Book Review: Into the Wood – Rubber Duckies, McGuffins, and The Kuleshov Effect
How do stories work and why do we tell them? These questions are given a logical and detailed analysis by John Yorke in his engaging and persuasive Into the Woods, which I discovered via fellow award-winning crime writer Liam McIlvanny at a Society of Authors event. It is one of the few books that having finished, I want to re-read again immediately – more slowly. Though aimed primarily at screen writers, it has much to inform authors (Ken Follett rated it ‘brilliant’) and to entertain readers who might wonder why they love certain kinds of stories.
Drawing on psychology, philosophy, and examples from myths, legends, the playwrights of ancient Greece through Shakespearean England to modern TV and films, he expands on the ideas of former story classifiers like Christopher Booker (The Seven Basic Plots) to show how most stories have a remarkably similar, symmetrical shape whether they are 3 or 5 act formats. He likens them to music with beats, citing how non-conformist stories can still be powerful if written by masters of the form who take elements and re-order them e.g., adding beats from a different bar, like in jazz. Indeed, he offers evidence drama has a similar effect on the brain to music.

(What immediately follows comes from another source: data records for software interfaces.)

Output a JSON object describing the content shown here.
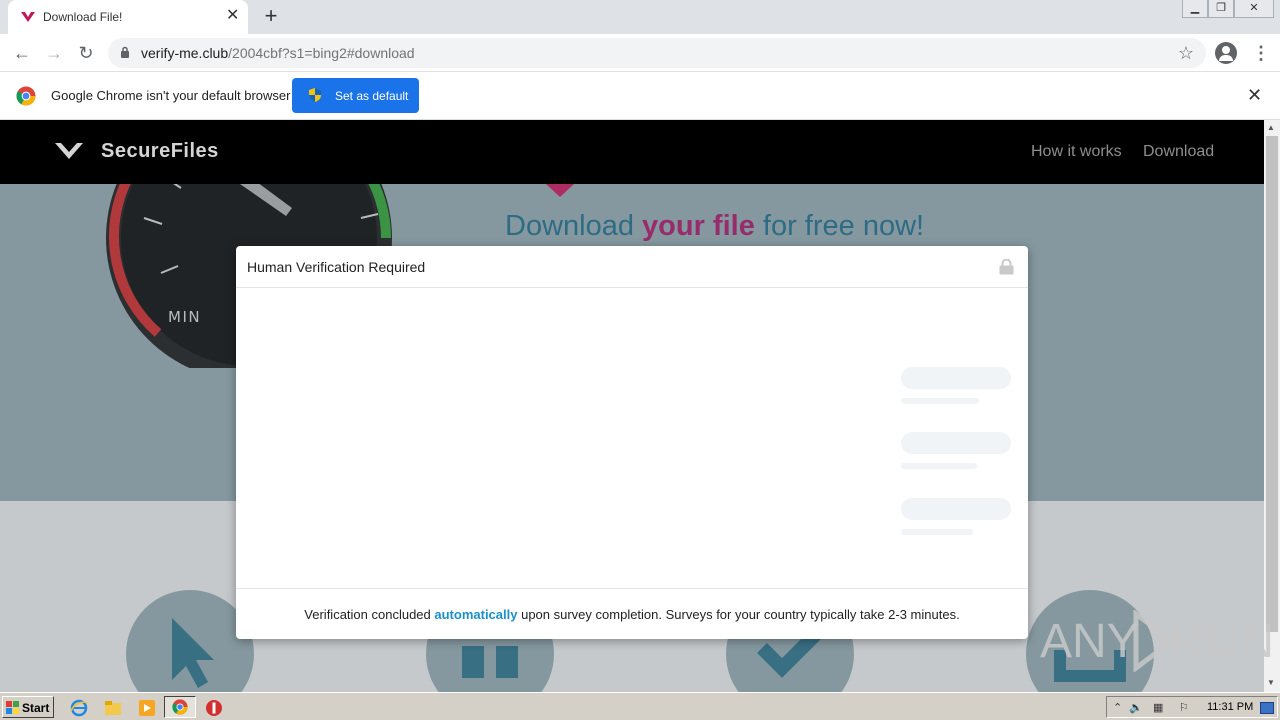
{
  "browser": {
    "tab_title": "Download File!",
    "url_host": "verify-me.club",
    "url_rest": "/2004cbf?s1=bing2#download"
  },
  "infobar": {
    "message": "Google Chrome isn't your default browser",
    "button_label": "Set as default"
  },
  "site": {
    "brand": "SecureFiles",
    "nav_links": [
      "How it works",
      "Download"
    ],
    "gauge_label": "MIN",
    "headline_a": "Download ",
    "headline_b": "your file",
    "headline_c": " for free now!"
  },
  "modal": {
    "title": "Human Verification Required",
    "footer_a": "Verification concluded ",
    "footer_b": "automatically",
    "footer_c": " upon survey completion. Surveys for your country typically take 2-3 minutes."
  },
  "watermark": {
    "left": "ANY",
    "right": "RUN"
  },
  "taskbar": {
    "start_label": "Start",
    "clock": "11:31 PM"
  },
  "colors": {
    "accent": "#1a73e8",
    "brand_pink": "#a51866",
    "headline_blue": "#1d6a86",
    "link_blue": "#1a8fc9"
  }
}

Fascinating ‘trade’ concepts are explained, like the Kuleshov Effect, named after the Russian director who showed audiences can interpret the same actor’s expression variably as hunger, grief, or even love depending on an associated given image. It seems we all want to make sense of our world, to rationalise chaos, and to do so, form our own associations and interpretations of stories whether provided as audio, visual or written entertainment..
Most successful writers grasp they need a protagonist and antagonist as characters, an inciting incident after which they will be on a journey to the denouement ‘resolution’ via climaxes. I loved the idea of the ‘Rubber Ducky’ moment – the bit in the storyline where something (e.g., a letter or photo) is found that explains an earlier incident. The book is packed with suggestions for what heightens or dampens drama and quotes everything from Terence Rattigan plays to movies like Thelma and Louise. Yorke shows most ‘battles’ are over status, control or power and involve love, sadness or loss. The type of endings in favour have evolved over time. His postulated blueprint for drama draws on everything from Marlow’s Hierarchy of Needs to Jungian analysis and philosophers’ perspectives as he explains that, like us, characters need flaws, are repressed, seek enlightenment, and must grow and learn on their journey. Fascinatingly, he demonstrates that good drama comprises of ‘fractals.’ In the most effective stories, the micro pattern of each scene is reproduced in each act and mirrored in the overall work. Marlow and Nietzsche notwithstanding, Yorke explains authors need coherent beats and scenes and acts to satisfy an audience.
In 280 short pages plus fascinating appendices, notes and bibliography, Yorke’s basic premise is that individuals and society are continually adapting to new or unknown scenarios, learning, and making order from chaos. In a story, viewers or readers need a protagonist to empathise with, whose dilemma is understandable, who can be followed into the metaphorical ‘dark wood’ archetypal in myth and fairy tale, and from whom they can learn as the actors succeed against the odds. Series are popular since we already know the characters and can thus concentrate on their moral dilemmas and capacity to overcome repeated adversity. The protagonists are our flawed avatars, facing an inciting incident (the delightfully named McGuffin, as coined by Hitchcock) journeying to Crisis and Climax and Resolution. Stories speak to us, give us food for thought, inform us of other worlds and sometimes offer answers to life’s problems. Like music, we seek different tempos and style for our different moods. For me, Yorke’s most telling quote comes from inimitable journalist Alistair Cooke whose radio Letter from America I enjoyed in the fifties and sixties with my father. ‘Broadcasting is the control of suspense.’ Similarly with writers. As Yorke affirms, ‘Come in late and leave early.’
Into the Woods, John Yorke, Penguin, 2013, ISBN 978-0-141-97810-9
Author Bio: John Yorke is Visiting Professor of English Language and Literature at the University of Newcastle, the Managing Director of Company Pictures, and has been Head of the UK’s Channel 4 Drama and BBC Drama Production. He has a vast string of credits to his name from his early days story-lining BAFTA winning EastEnders, to the Archers, Life on Mars, Casualty and prestigious dramas like The White Queen and Wolf Hall. www.intothewoodsyorke.com